There should also be a focus on communication. Managers need help with communicating with this new advancing professional. The new cohort does not hang out with their managers and directors. They do seek their own age group. I encourage our senior leaders to create a setting to allow and bring the multi- generations together. I have several companies that understand the importance of the relationship with new hire and have intentional practices that bring the 25 year old and more senior professionals together. They learn from each other.
I gave one of my clients who is in her mid-thirties an assignment to schedule time with the CEO. I also suggested, instead of going in to the office, suggest going for a walk and getting out of your normal space. Being creative here in how they connect makes this possible and more natural for both parties.
SB: How are the best cultures recognizing that coaching for the future is for the “whole” person?
MS: I think often when a coaching relationship starts; it starts with a work challenge. However, a lot is happening in their whole life so what might be influencing their impact at work, includes relationships, wellness and personal challenges.
I am not a therapist, but if there are challenges at home it does impact work. Build the relationships so that we talk about the whole person – get them to open up about themselves.
I appreciate Margaret’s openness about the coaching relationship. She stated that 60% of the leaders she is working with are preparing for that next opportunity. I can only imagine the pressure that places on a leader who is building his or her team.
Learning is the new currency and all generations share that interest in remaining relevant and adding value.

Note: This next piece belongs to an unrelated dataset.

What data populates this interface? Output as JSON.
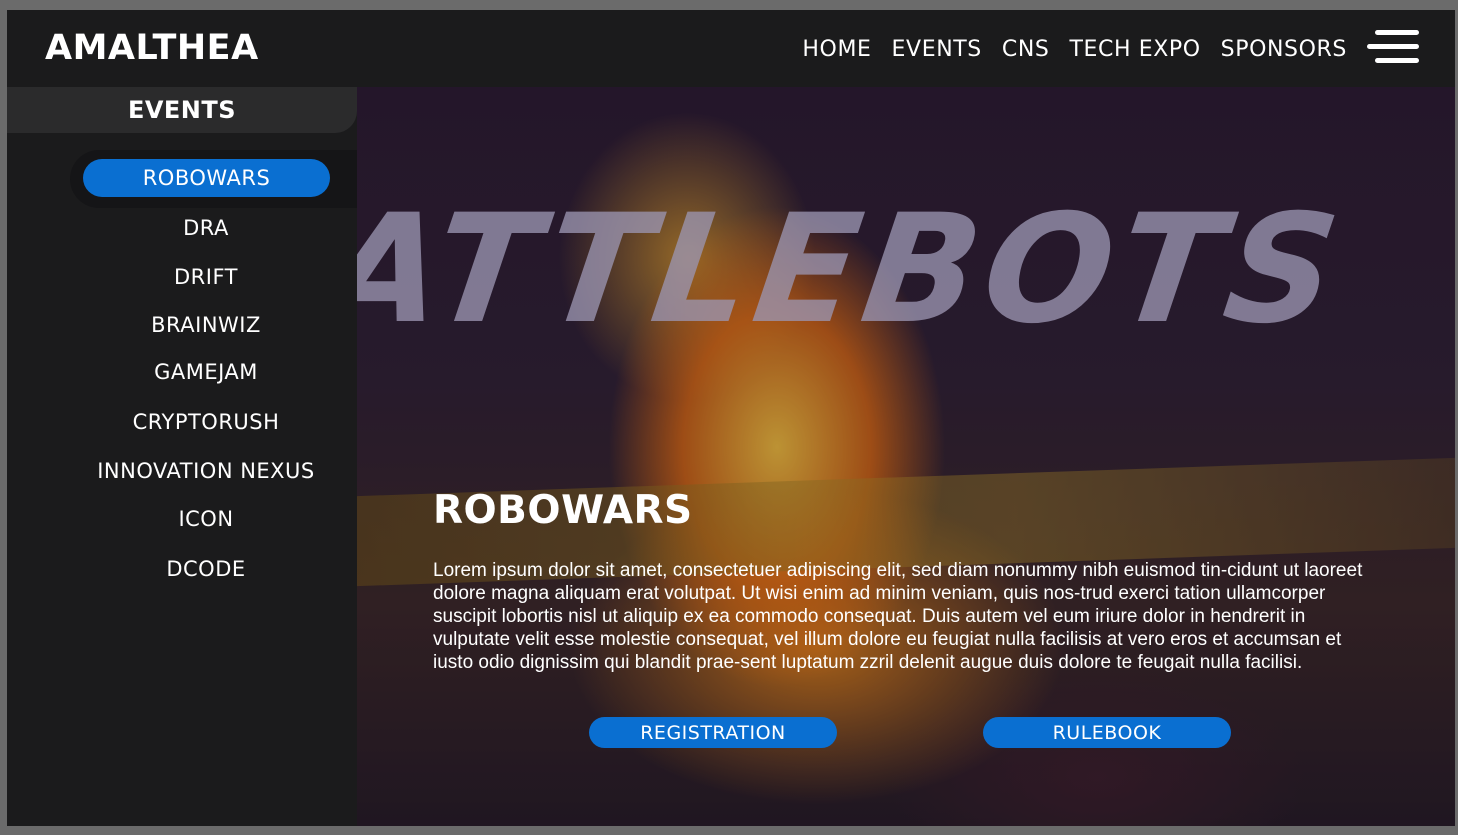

We have a nation of “working leaders” says, the researchers at The Institute of the Future. They are the drivers and beneficiaries of this learning economy. What is the value and expectation of our talent? I see that many of our clients are focused on skills that distinguish them from the pack and accelerate their experiences. Are you as a leader clear on what your talent wants and have you discussed how to support them in their learning journey? It’s time to take that walk around the building with your team member.
About Margaret Margaret Walker Scavo is the President of MWS Executive Coaching, a firm that specializes in executive coaching and leadership development, where her focus and energy is in helping leaders find their greatest strengths in themselves and in those around them. Margaret holds a Bachelor’s degree in Business Administration and a Masters in Human Resources and Organization Development. She is an Adjunct Professor at Brandman University, teaching graduate organizational leadership and a certified executive coach through the College of Executive Coaching. She also holds a certification as a purpose-driven leader and coach.
The focus of coaching is tied to the growth and development of individuals and teams. Margaret has the ability to analyze challenges, identify opportunities and partner on solutions to support both the individual and business objectives across all levels of an organization. She does this with a genuine and authentic style and does whatever it takes to bring a leader to their desired leadership place. You can find Margaret at www.mwscoaching.com or email@example.com